Having played around with my Nano 3G for a couple of months and loving it, I was totally unprepared for the sudden pang of regret followed by a flash of good old jealousy when the iPod Touch was palmed on to me for a long term review. While PMP shopping, I had told myself I could do without the allure of the large touchscreen; was I fooling myself?
Day 1: Change the World—Eric Clapton
The package’s nice—USB cable for data and charging, typical Apple earbuds and transparent plastic stand—all accessories present. Still no iTunes bundled. The Touch is rather heavy for a PMP, courtesy the steel back. The chrome finished rear looks hot, but scratches easy.
Day 2: Many Rivers to Cross—UB40
I upgraded the firmware to version 1.1.3; syncing anything still requires iTunes (sigh), though you can interrupt the process with the swipe of a finger. Unlike the Nano or the Video models, you don’t have to disconnect the device from iTunes to interface with it (play music, watch videos etc)—a serious plus for me, since I listen to music while my device is connected.
Day 4: The Look—Roxette
I ripped my copy of Beowulf to the Touch. Syncing movies is painful—iTunes creates another copy of the movie in the relevant format, and then the syncing occurs. Video playback is good—nearly as good as on the PSP (PlayStation Portable)—high praise indeed!
Day 6: Can I touch you there—Michael Bolton
Played with the touchscreen some more; it works well, for the most part. Very gimmicky, and once the initial glamour dies down, it’s just another PMP. I love the finger-swipe browsing and the two-finger stretch to enlarge photos—nifty and ultra cool! Browse through albums, tracks, and videos with just a finger—and the Touch works much better than most touch devices I’ve worked with.
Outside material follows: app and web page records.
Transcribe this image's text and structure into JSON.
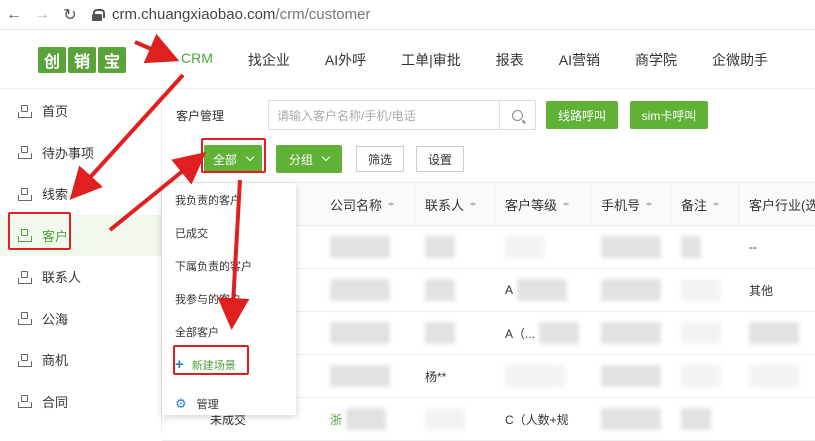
{
  "browser": {
    "url_host": "crm.chuangxiaobao.com",
    "url_path": "/crm/customer"
  },
  "logo": {
    "chars": [
      "创",
      "销",
      "宝"
    ]
  },
  "topnav": {
    "items": [
      "CRM",
      "找企业",
      "AI外呼",
      "工单|审批",
      "报表",
      "AI营销",
      "商学院",
      "企微助手"
    ],
    "active": "CRM"
  },
  "sidebar": {
    "items": [
      "首页",
      "待办事项",
      "线索",
      "客户",
      "联系人",
      "公海",
      "商机",
      "合同"
    ],
    "active": "客户"
  },
  "toolbar": {
    "label": "客户管理",
    "search_placeholder": "请输入客户名称/手机/电话",
    "line_call": "线路呼叫",
    "sim_call": "sim卡呼叫",
    "scope": "全部",
    "group": "分组",
    "filter": "筛选",
    "settings": "设置"
  },
  "table": {
    "headers": [
      "公司名称",
      "联系人",
      "客户等级",
      "手机号",
      "备注",
      "客户行业(选"
    ],
    "rows": [
      {
        "company": "",
        "contact": "",
        "level": "",
        "phone": "",
        "note": "",
        "industry": "--"
      },
      {
        "company": "",
        "contact": "",
        "level": "A",
        "phone": "",
        "note": "",
        "industry": "其他"
      },
      {
        "company": "",
        "contact": "",
        "level": "A（...",
        "phone": "",
        "note": "",
        "industry": ""
      },
      {
        "company": "",
        "contact": "杨**",
        "level": "",
        "phone": "",
        "note": "",
        "industry": ""
      },
      {
        "prefix": "未成交",
        "company": "浙",
        "contact": "",
        "level": "C（人数+规",
        "phone": "",
        "note": "",
        "industry": ""
      }
    ]
  },
  "dropdown": {
    "items": [
      "我负责的客户",
      "已成交",
      "下属负责的客户",
      "我参与的客户",
      "全部客户"
    ],
    "add_scene": "新建场景",
    "manage": "管理"
  },
  "colors": {
    "accent": "#5fb236",
    "annotation": "#e02020",
    "link_blue": "#2a7fd4"
  }
}
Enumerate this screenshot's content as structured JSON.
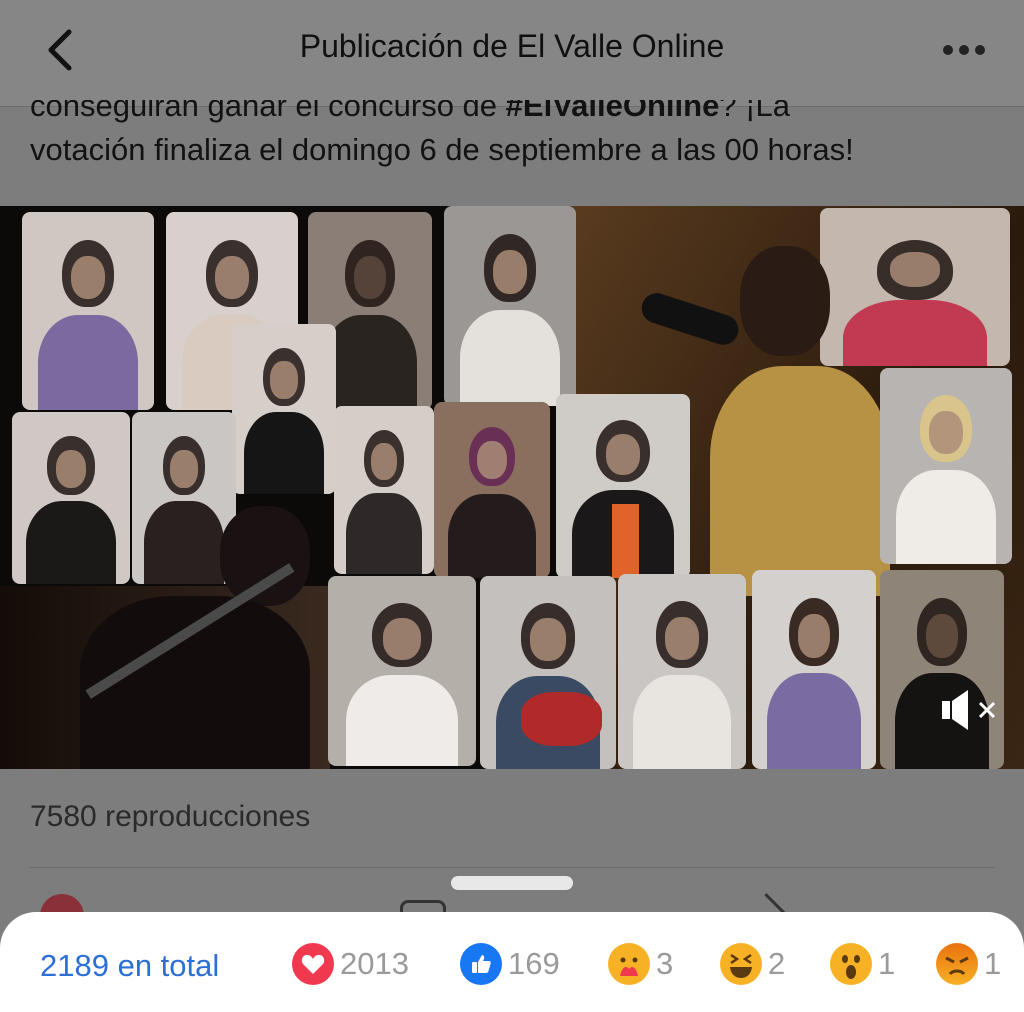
{
  "header": {
    "title": "Publicación de El Valle Online",
    "back_icon": "chevron-left-icon",
    "more_icon": "more-horizontal-icon"
  },
  "post": {
    "caption_line1_prefix": "conseguirán ganar el concurso de ",
    "caption_hashtag": "#ElValleOnline",
    "caption_line1_suffix": "? ¡La",
    "caption_line2": "votación finaliza el domingo 6 de septiembre a las 00 horas!",
    "views": "7580 reproducciones",
    "mute_icon": "speaker-muted-icon"
  },
  "reactions_sheet": {
    "total": "2189 en total",
    "reactions": [
      {
        "name": "love",
        "icon": "heart-reaction-icon",
        "count": "2013",
        "color": "#f0384f"
      },
      {
        "name": "like",
        "icon": "thumbs-up-reaction-icon",
        "count": "169",
        "color": "#1877f2"
      },
      {
        "name": "care",
        "icon": "care-reaction-icon",
        "count": "3",
        "color": "#f7b125"
      },
      {
        "name": "haha",
        "icon": "haha-reaction-icon",
        "count": "2",
        "color": "#f7b125"
      },
      {
        "name": "wow",
        "icon": "wow-reaction-icon",
        "count": "1",
        "color": "#f7b125"
      },
      {
        "name": "angry",
        "icon": "angry-reaction-icon",
        "count": "1",
        "color": "#e9710f"
      }
    ]
  }
}
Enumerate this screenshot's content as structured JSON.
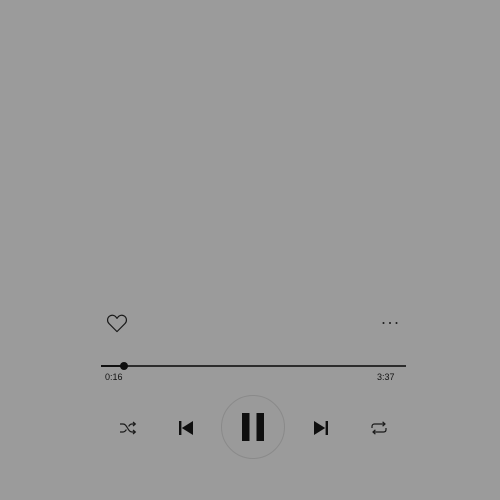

Day 9: Meadows of Heaven—Nightwish
A few favourites have been playing—Jim Morrison (The Doors), Eric Clapton, Dire Straits and U2, and I’ve caught myself unabashedly tapping my feet. Music is spot on, vocals have a very natural timbre, Jim Morrison sounds rustic, and Clapton’s guitar in Layla and She’s Waiting comes to life with realistic mids. Apple’s default earplugs are crap as usual, and you’re better off dumping them straight away than punishing your ears.
Day 14: Another day in Paradise—Phil Collins
Thanks to the gorgeous screen, all photos look good on the Touch; just don’t zoom in—graininess and loss of detail will greet you. It seems they’re optimised for full screen viewing, and that’s it. Battery life nosedives when you fiddle around with the screen. I got 8 hours of MP3 playback with moderate touchscreen use—mostly around albums, playlists and such. The new firmware (1.1.3) was supposed to add 3 hours to music playback—I got 1.5 hours; not too bad.
Day 19: Life in the fast lane—The Eagles
Safari—the Web browser—is a little slow. WiFi transfers work well, and the Touch makes for a great companion at congested airports with open WiFi access. For me, this puts the Touch into a league of its own.
Day 22: Feels Like Heaven- Peter Cetera
This is a great PMP, good video playback, a very good music player, and a functional and funky touchscreen that will get you envious glares on the street, trains and buses. What’s not to like? The price, for one—Rs 14,500 is a little expensive for my tastes. Besides, the Touch is a little heavy to jog or work out with. That’s it; no more complaints.